Wednesday, April 20, 2011

Creating Business & Change Through Community Insight - Part 1

You hear it all of the time. Eat more fruits and vegetables. Consume less processed foods. Smaller portions are better. Half the plate should be vegetables. Don't snack between meals. Use whole ingredients. Try simple recipes. Cook at home twice as much as you eat out. Etc, etc, etc.....

Despite the abundance of information and advice on eating healthier that is available today, the government agencies that monitor health in the United States (such as the CDC, DHHS, and USDA) are all saying the same thing: eating behaviors are not really improving and obesity is very much on the rise. Given that little eating behavior change seems to be taking hold amongst most Americans, one has to wonder just what it is that the experts are getting wrong.

One answer may be that it's the experts themselves that are partly the problem. A majority of information in the media about improving diet and lifestyle comes from experts in the field of public health such as academics, public officials, physicians and dietitians.

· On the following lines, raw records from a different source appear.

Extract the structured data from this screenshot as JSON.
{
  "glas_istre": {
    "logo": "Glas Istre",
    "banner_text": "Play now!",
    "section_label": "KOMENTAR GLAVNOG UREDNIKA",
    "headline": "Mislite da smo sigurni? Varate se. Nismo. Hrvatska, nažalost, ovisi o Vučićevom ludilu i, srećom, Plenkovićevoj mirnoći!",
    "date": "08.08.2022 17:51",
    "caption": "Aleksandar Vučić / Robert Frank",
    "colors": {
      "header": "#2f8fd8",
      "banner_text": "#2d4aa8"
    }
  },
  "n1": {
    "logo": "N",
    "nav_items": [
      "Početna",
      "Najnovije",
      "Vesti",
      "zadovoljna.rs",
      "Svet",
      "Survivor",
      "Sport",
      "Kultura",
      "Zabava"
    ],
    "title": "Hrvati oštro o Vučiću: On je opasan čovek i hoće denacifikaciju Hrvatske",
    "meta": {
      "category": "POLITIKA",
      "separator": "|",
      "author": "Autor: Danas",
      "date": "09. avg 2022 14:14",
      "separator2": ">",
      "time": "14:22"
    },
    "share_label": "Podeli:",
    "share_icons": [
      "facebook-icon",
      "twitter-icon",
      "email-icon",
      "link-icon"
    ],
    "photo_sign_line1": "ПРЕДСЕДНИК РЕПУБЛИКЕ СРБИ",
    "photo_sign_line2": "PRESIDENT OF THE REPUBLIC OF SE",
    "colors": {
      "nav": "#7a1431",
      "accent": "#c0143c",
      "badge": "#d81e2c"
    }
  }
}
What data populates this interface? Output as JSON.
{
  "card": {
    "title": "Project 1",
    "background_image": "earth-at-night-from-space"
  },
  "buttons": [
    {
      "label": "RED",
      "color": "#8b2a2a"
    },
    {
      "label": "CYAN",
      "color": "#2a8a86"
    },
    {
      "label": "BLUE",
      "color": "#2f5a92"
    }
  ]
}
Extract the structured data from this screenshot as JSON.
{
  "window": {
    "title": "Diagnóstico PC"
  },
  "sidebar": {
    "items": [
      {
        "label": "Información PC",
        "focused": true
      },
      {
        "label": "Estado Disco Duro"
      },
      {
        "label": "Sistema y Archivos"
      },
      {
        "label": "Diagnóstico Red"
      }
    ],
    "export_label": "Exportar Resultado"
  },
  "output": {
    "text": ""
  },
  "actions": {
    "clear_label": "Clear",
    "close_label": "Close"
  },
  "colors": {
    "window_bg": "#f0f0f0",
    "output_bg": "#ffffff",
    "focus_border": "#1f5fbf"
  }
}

While these professionals are highly educated and do have a scientific understanding of the kind of dietary changes that are needed to improve health, they rarely have direct and personal insight into how to actually get people to make the changes.

To gain insight into what really works in motivating someone to do something one must be a part of that particular life experience in order to understand its perspectives, values and challenges. Experts aren't usually able to live inside of the many diverse and complex life experiences and perspectives that exist in the United States today. So they can't possibly have a complete understanding of what each person feels, experiences, and cares about. And it is often these things - the very personal aspects of an individual's world - that matter most when it comes to motivating change.

Too often public health experts and industry leaders tend to assume that average people don't have useful knowledge to offer in shaping a solution and, therefore, the experts don't build upon the knowledge that already exists among a given group of people. This is especially the case in relation to lower income citizens and people of diverse cultural backgrounds. At the core of this assumption is a belief that people are not capable of solving their own problems and, therefore, need the help of experts to solve their problems for them. A common result is that the experts end up coming up with approaches that are disconnected from the day-to-day experiences of the people they're hoping to reach and don't reflect the key elements that could inspire individuals to take action or adopt a change.

It's certainly true that People's Community Market is being created partly out of a desire to support healthy eating behaviors amongst West Oakland residents. Responding to the problem of diet-related chronic disease is a central impetus for creating our store. But instead of telling people what to do, we plan to listen to them. Instead of prescribing food choices based on what experts say, we plan to promote and hold up what residents say themselves. Instead of looking to science and industry for how to make dietary change, we plan to look to community and culture for guidance and ideas. Instead of using rules for eating healthier, we plan to use relationships centered on personal perspectives.

Next week we'll post a second blog on this topic in which we'll go into more detail on some of the ways that People's Community Market will work with its community in promoting healthier eating. 


  1. Yay!! That's awesome! I'm really hoping you guys will be open to carrying vegan products in addition to great produce/beans/grains. :)

  2. PCM will carry some vegan products but we will not be a vegetarian/vegan store nor an exclusively natural/organic foods store. We feel a sense of responsibility to offering something relevant and desirable to everyone of all orientations.